I thought, 'This is writing. It is cooking, painting, composing, gardening, architecting, weaving and sculpting all at once. It is the Big Bang. Except that you don't have to wait millions of years for the light to reach you. It is immediate. Visceral. Delicious. Unforgettable.
But it was Marquez's books about love that had the biggest impact on me. Love in the Time of Cholera, a story about an aging man's lifelong love for a woman who had rejected him when he was young, told of a kind of love rarely read (or written) about anymore. Romantic. Sentimental, oozing with joy, sorrow, pain...with, well, love!
And Memories of My Melancholy Whores, about another old man's late life yearnings, peeled away the sorrows, joys, pleasures and sadnesses of aging - the skin and body crumbling, but desire and imagination living until one's last breadth.
Marquez was called a Magic Realist. Yes. Like life. Real. And magical. It is not possible to write like he did without having had the capacity to live it fully.
How cruel that he had developed dementia. My mother had Alzheimer's and there were many times when I thought that she was simply living in her own world, one that I had been excluded from entirely.
Not so dissimilar from what it feels like to me to read Marquez. Lost within my own little world, a whirlwind of expression, free-flowing, emotional, imaginative, free-spirited and free-associative. A world of real magic.
Hard to believe there won't be another gem of a book from this brilliant man. I can only hope that wherever his soul has been spirited off to, that world is as magical as the one he has given us.
RIP Gabriel Garcia Marquez.
#GabrielGarciaMarquez #LoveIntheTimeofCholera #OneHundredYearsofSolitude #MemoriesofMyMelancholyWhores
No, my mother was no my only major influence. She was but not in the way that is typically expected when one refers to a "major influence." I had the benefit of knowing many talented women (my mother's friends) when I was growing up, so there were several, most of them artists.
As for stability, I would say that I am not sure there really is any such thing. We strive for it, that's for sure, but often once we get it, it slips through our fingers and becomes something else. But I can say I never did anything in my life in order that it should be the opposite of my mother. Rather, I always strived to discover who I was.
Just to get back to the story of Gabriel Garcia-Marquez for a moment...while there were many writers he admired, he tried not to be like anyone else. He tried to find his own road and to commit to it. I can relate to that completely.
As for philosophy, I can speak to that more fully...it just seemed to me that everyone really needs to be one in order to get through life. That and a psychologist. Okay...and maybe know more than a little something about the law. I think life IS philosophical. In every conceivable way.

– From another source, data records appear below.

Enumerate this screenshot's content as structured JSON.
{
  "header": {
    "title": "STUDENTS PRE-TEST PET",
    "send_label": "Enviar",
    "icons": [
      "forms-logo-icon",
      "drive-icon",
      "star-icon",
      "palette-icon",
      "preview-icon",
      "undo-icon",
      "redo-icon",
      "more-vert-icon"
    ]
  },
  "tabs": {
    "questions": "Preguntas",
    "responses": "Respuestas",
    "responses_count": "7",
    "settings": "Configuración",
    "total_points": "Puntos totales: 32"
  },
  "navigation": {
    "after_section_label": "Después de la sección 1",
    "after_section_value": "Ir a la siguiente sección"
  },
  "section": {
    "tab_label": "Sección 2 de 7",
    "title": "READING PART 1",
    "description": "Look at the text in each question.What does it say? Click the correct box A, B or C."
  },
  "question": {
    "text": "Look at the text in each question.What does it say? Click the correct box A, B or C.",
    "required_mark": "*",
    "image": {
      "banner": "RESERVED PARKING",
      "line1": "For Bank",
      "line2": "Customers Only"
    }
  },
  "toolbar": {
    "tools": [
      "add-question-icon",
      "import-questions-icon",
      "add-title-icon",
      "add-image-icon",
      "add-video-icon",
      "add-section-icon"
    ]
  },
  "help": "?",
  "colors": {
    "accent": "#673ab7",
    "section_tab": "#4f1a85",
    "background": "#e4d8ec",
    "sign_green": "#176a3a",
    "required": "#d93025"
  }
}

And what it adds to life is a life long love of asking questions, which many professions teach their practitioners not to do. Much of adult life is about professing to have all the answers all the time. Sort of stops growth, IMHO...and contributes in great part to control issues. Not life prolonging if you ask me.
As for philosophical sect that represents my life? None. Absolutely none. I'm more than a little anti-sect. More than a little anti-group thought. The history of philosophy itself is fascinating...watching all these great thinkers figure things out and ask questions era by era, century by century, culture by culture, country by country. But cleaving unto any one is sort of like being put in thought prison...
To get back to Garcia-Marquez...had he subscribed to (rather than created, really) a way of writing, he wouldn't have been the writer that he was. I think that artists, as opposed to philosophers, create anew. They are influenced by the past and by others, but the goal is always to create something new. So maybe I would say that while one has to be philosophical in life...approaching it from an artistic point of view is much more interesting to me.